Dr. Mike Addison, Business Development Manager at P&G says: "We were delighted when Northumbria approached us with a very exciting research and development proposal to help us identify new catalysts for our products. Northumbria's approach to catalyst development is entirely computer-based and has the potential to identify particularly promising structures behind which to invest synthesis effort. If successful the approach offers a major advance in catalyst development.
“P&G is committed to serving the needs of the worlds’ consumers now and for generations to come. Catalysts are particularly important to achieving many of the transformations consumers need and want in a sustainable way, it is therefore entirely fitting for P&G to be involved in this cutting edge project.”
The partnership between Northumbria University and Procter & Gamble has been facilitated by Northumbria Commercial Enterprises, the University’s specialist division responsible for matching academic expertise with industrial need.
Graham Hopson, Commercialisation Manager at Northumbria Commercial Enterprises says: “We are delighted to have facilitated this important partnership between the University and P&G. We offer a range of services to business clients and this is a clear example of how ground breaking academic research can be used to potentially tackle real industrial problems.”
Katrina Alnikizil | alfa
UNH researchers create a more effective hydrogel for healing wounds
21.11.2018 | University of New Hampshire
Removing toxic mercury from contaminated water
21.11.2018 | Chalmers University of Technology
Innsbruck quantum physicists have constructed a diode for magnetic fields and then tested it in the laboratory. The device, developed by the research groups led by the theorist Oriol Romero-Isart and the experimental physicist Gerhard Kirchmair, could open up a number of new applications.
Electric diodes are essential electronic components that conduct electricity in one direction but prevent conduction in the opposite one. They are found at the...
Max Planck researchers revel the nano-structure of molecular trains and the reason for smooth transport in cellular antennas.
Moving around, sensing the extracellular environment, and signaling to other cells are important for a cell to function properly.
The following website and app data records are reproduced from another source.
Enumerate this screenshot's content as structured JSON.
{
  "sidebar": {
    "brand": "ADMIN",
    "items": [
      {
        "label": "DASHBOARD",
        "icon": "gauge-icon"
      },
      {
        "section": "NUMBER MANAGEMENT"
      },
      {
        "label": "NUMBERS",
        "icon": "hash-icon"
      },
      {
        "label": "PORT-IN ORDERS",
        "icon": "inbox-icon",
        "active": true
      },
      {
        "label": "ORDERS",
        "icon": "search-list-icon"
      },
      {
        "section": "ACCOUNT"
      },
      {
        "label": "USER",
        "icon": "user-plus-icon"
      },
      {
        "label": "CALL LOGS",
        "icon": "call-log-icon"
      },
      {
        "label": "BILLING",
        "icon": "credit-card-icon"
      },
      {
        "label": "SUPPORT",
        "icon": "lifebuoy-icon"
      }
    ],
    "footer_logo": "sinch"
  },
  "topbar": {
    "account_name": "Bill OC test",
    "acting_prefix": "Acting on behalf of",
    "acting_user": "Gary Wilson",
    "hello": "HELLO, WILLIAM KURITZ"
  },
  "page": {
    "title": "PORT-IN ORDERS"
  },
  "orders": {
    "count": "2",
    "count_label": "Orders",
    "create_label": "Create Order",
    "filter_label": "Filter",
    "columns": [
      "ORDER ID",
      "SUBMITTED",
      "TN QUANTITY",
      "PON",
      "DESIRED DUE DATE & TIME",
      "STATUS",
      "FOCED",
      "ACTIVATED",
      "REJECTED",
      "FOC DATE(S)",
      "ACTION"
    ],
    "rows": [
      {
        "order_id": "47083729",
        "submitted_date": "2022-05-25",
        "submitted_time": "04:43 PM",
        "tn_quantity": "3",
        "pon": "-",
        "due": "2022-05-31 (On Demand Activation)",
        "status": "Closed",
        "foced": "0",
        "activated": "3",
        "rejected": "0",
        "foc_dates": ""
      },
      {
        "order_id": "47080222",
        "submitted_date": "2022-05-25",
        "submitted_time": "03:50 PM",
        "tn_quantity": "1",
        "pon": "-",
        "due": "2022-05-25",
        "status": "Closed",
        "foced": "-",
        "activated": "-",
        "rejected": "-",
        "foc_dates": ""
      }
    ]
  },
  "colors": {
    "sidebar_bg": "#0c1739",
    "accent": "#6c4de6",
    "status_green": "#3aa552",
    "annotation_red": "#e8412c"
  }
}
Responsible for those tasks...
Researchers at the University of New Hampshire have captured a difficult-to-view singular event involving "magnetic reconnection"--the process by which sparse particles and energy around Earth collide producing a quick but mighty explosion--in the Earth's magnetotail, the magnetic environment that trails behind the planet.
Magnetic reconnection has remained a bit of a mystery to scientists. They know it exists and have documented the effects that the energy explosions can...
Biochips have been developed at TU Wien (Vienna), on which tissue can be produced and examined. This allows supplying the tissue with different substances in a very controlled way.
Cultivating human cells in the Petri dish is not a big challenge today. Producing artificial tissue, however, permeated by fine blood vessels, is a much more...
Faster and secure data communication: This is the goal of a new joint project involving physicists from the University of Würzburg. The German Federal Ministry of Education and Research funds the project with 14.8 million euro.
In our digital world data security and secure communication are becoming more and more important. Quantum communication is a promising approach to achieve...
19.11.2018 | Event News
09.11.2018 | Event News
06.11.2018 | Event News
21.11.2018 | Life Sciences
21.11.2018 | Medical Engineering
21.11.2018 | Physics and Astronomy